However, the civilization that Leopold had in mind was a grotesque vision that ended in human tragedy. The Europeans forced the Africans to work without pay, justifying their actions by saying that the labor was in exchange for civilizing the natives. Far from creating the trappings of what was considered civilized, the modern world committed atrocities against the people living in the Congo that lasted for nearly 25 years. The result was mass murder, kidnappings, and genocide on an unimaginable scale.
The Congo Free State Was Created Without The Actual, Informed Consent Of The People Of The Congo
The Congo Free State was founded under the claim of colonialism, an arrangement where a stronger country imposes itself on a weaker one for economic and political gain. King Leopold II of Belgium sent British explorer Henry Morton Stanley to the Congo to create treaties with the rulers of the region. From 1879 to 1884, Stanley made over 400 treaties with many of the rulers, who were illiterate. He brought these documents back to Leopold, who then doctored them to achieve his purposes.

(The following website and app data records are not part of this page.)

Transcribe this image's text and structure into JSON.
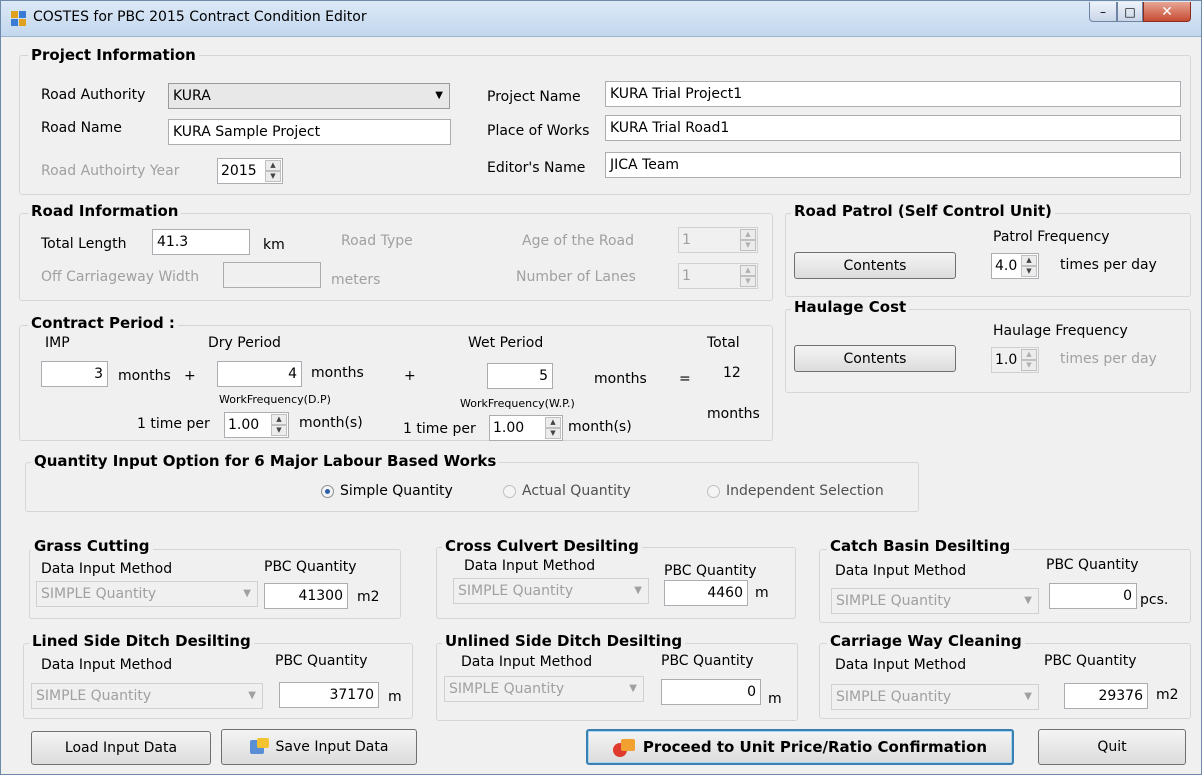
{
  "window": {
    "title": "COSTES for PBC 2015 Contract Condition Editor",
    "controls": {
      "minimize": "–",
      "maximize": "□",
      "close": "✕"
    }
  },
  "project": {
    "legend": "Project Information",
    "road_authority_label": "Road Authority",
    "road_authority_value": "KURA",
    "road_name_label": "Road Name",
    "road_name_value": "KURA Sample Project",
    "year_label": "Road Authoirty Year",
    "year_value": "2015",
    "project_name_label": "Project Name",
    "project_name_value": "KURA Trial Project1",
    "place_label": "Place of Works",
    "place_value": "KURA Trial Road1",
    "editor_label": "Editor's Name",
    "editor_value": "JICA Team"
  },
  "road_info": {
    "legend": "Road Information",
    "total_length_label": "Total Length",
    "total_length_value": "41.3",
    "km_unit": "km",
    "road_type_label": "Road Type",
    "age_label": "Age of the Road",
    "age_value": "1",
    "off_cw_label": "Off Carriageway Width",
    "off_cw_value": "",
    "meters_unit": "meters",
    "lanes_label": "Number of Lanes",
    "lanes_value": "1"
  },
  "road_patrol": {
    "legend": "Road Patrol (Self Control Unit)",
    "contents_button": "Contents",
    "freq_label": "Patrol Frequency",
    "freq_value": "4.0",
    "freq_unit": "times per day"
  },
  "haulage": {
    "legend": "Haulage Cost",
    "contents_button": "Contents",
    "freq_label": "Haulage Frequency",
    "freq_value": "1.0",
    "freq_unit": "times per day"
  },
  "contract": {
    "legend": "Contract Period :",
    "imp_label": "IMP",
    "imp_value": "3",
    "months": "months",
    "plus": "+",
    "equals": "=",
    "dry_label": "Dry Period",
    "dry_value": "4",
    "wet_label": "Wet Period",
    "wet_value": "5",
    "total_label": "Total",
    "total_value": "12",
    "wf_dp_label": "WorkFrequency(D.P)",
    "wf_wp_label": "WorkFrequency(W.P.)",
    "time_per": "1 time per",
    "dp_value": "1.00",
    "wp_value": "1.00",
    "month_s": "month(s)"
  },
  "quantity_option": {
    "legend": "Quantity Input Option for 6 Major Labour Based Works",
    "simple": "Simple Quantity",
    "actual": "Actual Quantity",
    "independent": "Independent Selection"
  },
  "works": {
    "dim_label": "Data Input Method",
    "pbc_label": "PBC Quantity",
    "method_value": "SIMPLE Quantity",
    "grass": {
      "legend": "Grass Cutting",
      "qty": "41300",
      "unit": "m2"
    },
    "cross": {
      "legend": "Cross Culvert Desilting",
      "qty": "4460",
      "unit": "m"
    },
    "catch": {
      "legend": "Catch Basin Desilting",
      "qty": "0",
      "unit": "pcs."
    },
    "lined": {
      "legend": "Lined Side Ditch Desilting",
      "qty": "37170",
      "unit": "m"
    },
    "unlined": {
      "legend": "Unlined Side Ditch Desilting",
      "qty": "0",
      "unit": "m"
    },
    "carriage": {
      "legend": "Carriage Way Cleaning",
      "qty": "29376",
      "unit": "m2"
    }
  },
  "buttons": {
    "load": "Load Input Data",
    "save": "Save Input Data",
    "proceed": "Proceed to Unit Price/Ratio Confirmation",
    "quit": "Quit"
  }
}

The Congo Free State was officially founded when the Berlin West Africa Conference of 1884-85 sanctioned the formation of the state with Leopold as its ruler. There was no period of time when the people he had sovereignty over elected him. Leopold also never visited the Congo.
Soldiers Had To Prove Their Kills With Severed Hands And Decapitated Heads
A boom in the rubber industry in the 1890s gave birth to gruesome practices in the Congo Free State. Out of greed, King Leopold imposed higher and higher quotas of wild rubber to be gathered throughout the villages in the country. If a village failed to meet the quota, some of its members were taken away and shot. Other times, Leopold's army would take women as hostages to "encourage" men to fil the rubber quotas even faster. Because of the death and cruelty associated with the profitable resource, it became known as "red rubber."
Leopold was in the business of making money. Because bullets cost money, he imposed strict rules about the use of ammunition. Soldiers had to prove that they were shooting to kill humans and not just wasting their bullets. They were required to bring a severed head as proof that they had killed someone. Oftentimes, soldiers would cut off the hands of their victims to show that their ammunition was used to catch fleeing villagers.
Villages Were Brutally Slaughtered If The Rubber They Offered Was Not The Best
Even when villages met the rubber quotas, they were sometimes still punished. In 1896, the town of Bandakea Wijiko was massacred because the rubber they collected was deemed to be less than perfect. Congo State soldiers went into the village and killed 50 of its inhabitants, taking 28 people as prisoners. Every one of the dead bodies had its right hand chopped off by the soldiers.
A Legendary Explorer's Legacy Became Dark Through His Association With Leopold
Henry Morton Stanley is known for exploring Africa through various expeditions. His stories and journeys "enthralled the public," with figures like Mark Twain commenting:
"When I contrast what I have achieved in my measurably brief life with what [Stanley] has achieved in his possibly briefer one, the effect is to sweep utterly away the ten-story edifice of my own self-appreciation and leave nothing behind but the cellar."
By 1887, Stanley was on his third expedition to Africa, which was ordered by King Leopold II. At some point, Stanley and a few other men pushed ahead, leaving a group of others behind. The men left behind were slowly bringing up the rear and committing horrifying atrocities along the way. They were accused of rape, starving their African workers, beating locals, buying women, and shooting people for minor crimes. Stanley's reputation and popularity steadily began plummeting into darkness over the next century as he was criticized for his association with Leopold and colonialism.